## WORK INSTRUCTION:
Give back all of the data exactly, with every picture omitted.
RECORDED DATA START
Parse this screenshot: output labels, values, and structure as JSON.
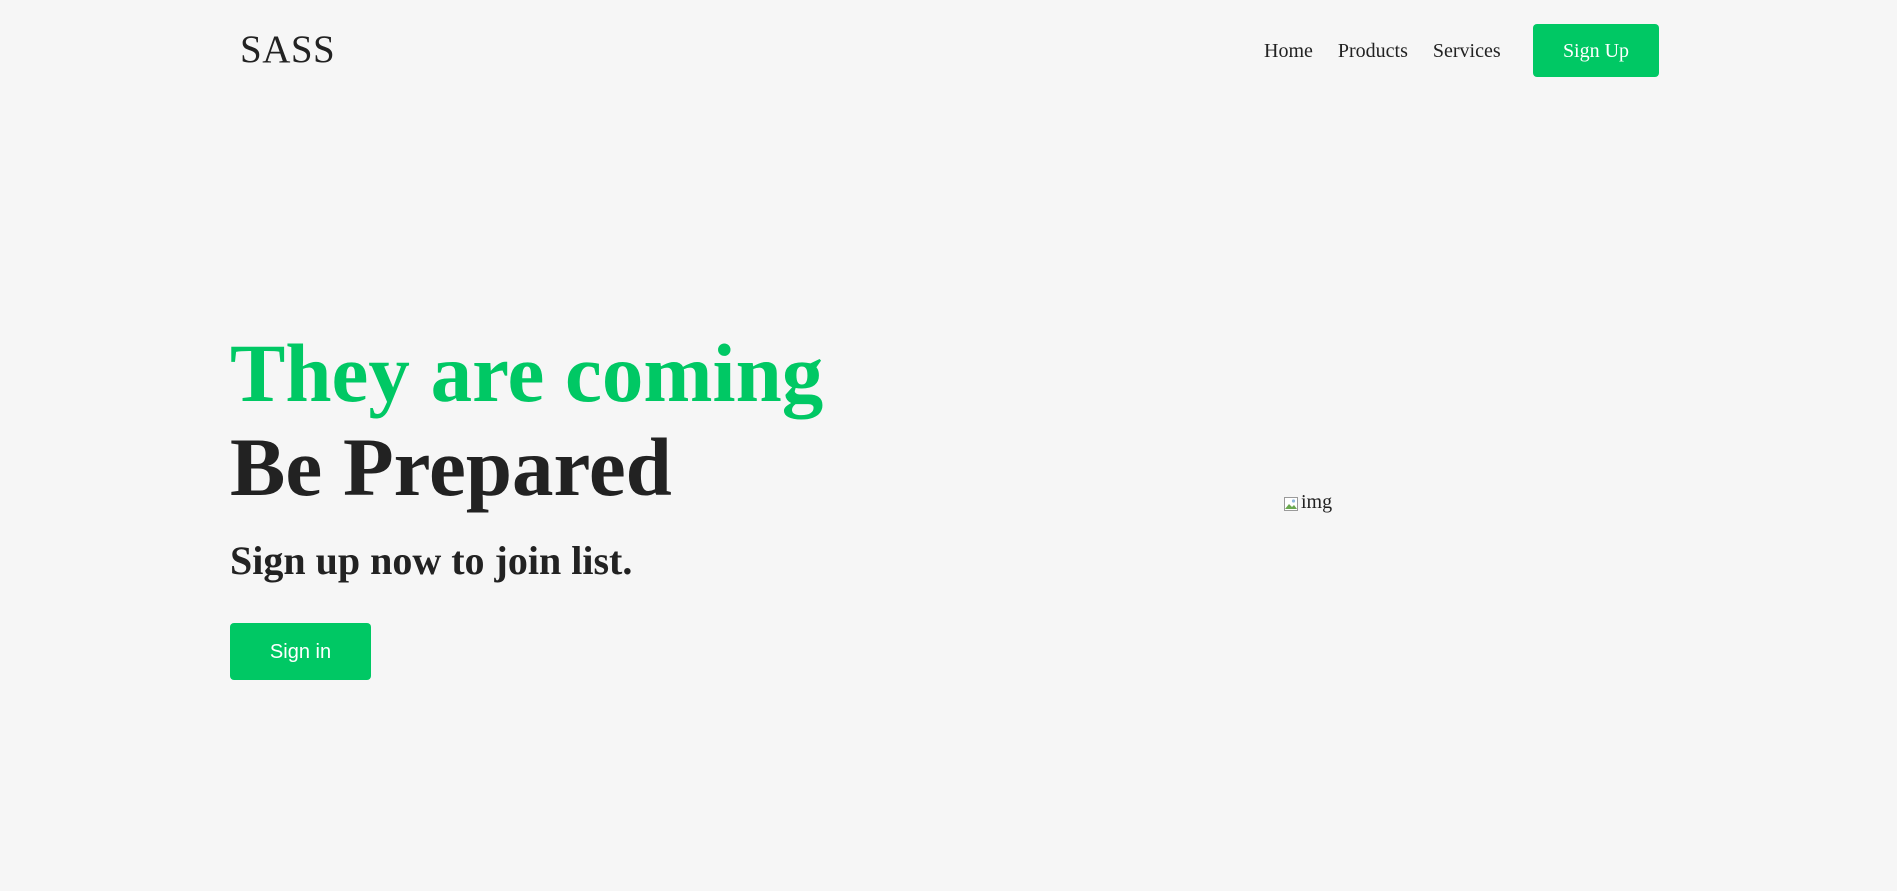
{
  "navbar": {
    "logo": "SASS",
    "links": [
      "Home",
      "Products",
      "Services"
    ],
    "signup_label": "Sign Up"
  },
  "hero": {
    "headline_line1": "They are coming",
    "headline_line2": "Be Prepared",
    "subheadline": "Sign up now to join list.",
    "signin_label": "Sign in",
    "image_alt": "img"
  },
  "icons": {
    "broken_image": "broken-image-icon"
  },
  "colors": {
    "accent": "#00c864",
    "text": "#222222",
    "background": "#f6f6f6",
    "button_text": "#ffffff"
  }
}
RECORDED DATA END
## WRITTEN SOLUTION:
Parse this screenshot: output labels, values, and structure as JSON.
{
  "navbar": {
    "logo": "SASS",
    "links": [
      "Home",
      "Products",
      "Services"
    ],
    "signup_label": "Sign Up"
  },
  "hero": {
    "headline_line1": "They are coming",
    "headline_line2": "Be Prepared",
    "subheadline": "Sign up now to join list.",
    "signin_label": "Sign in",
    "image_alt": "img"
  },
  "icons": {
    "broken_image": "broken-image-icon"
  },
  "colors": {
    "accent": "#00c864",
    "text": "#222222",
    "background": "#f6f6f6",
    "button_text": "#ffffff"
  }
}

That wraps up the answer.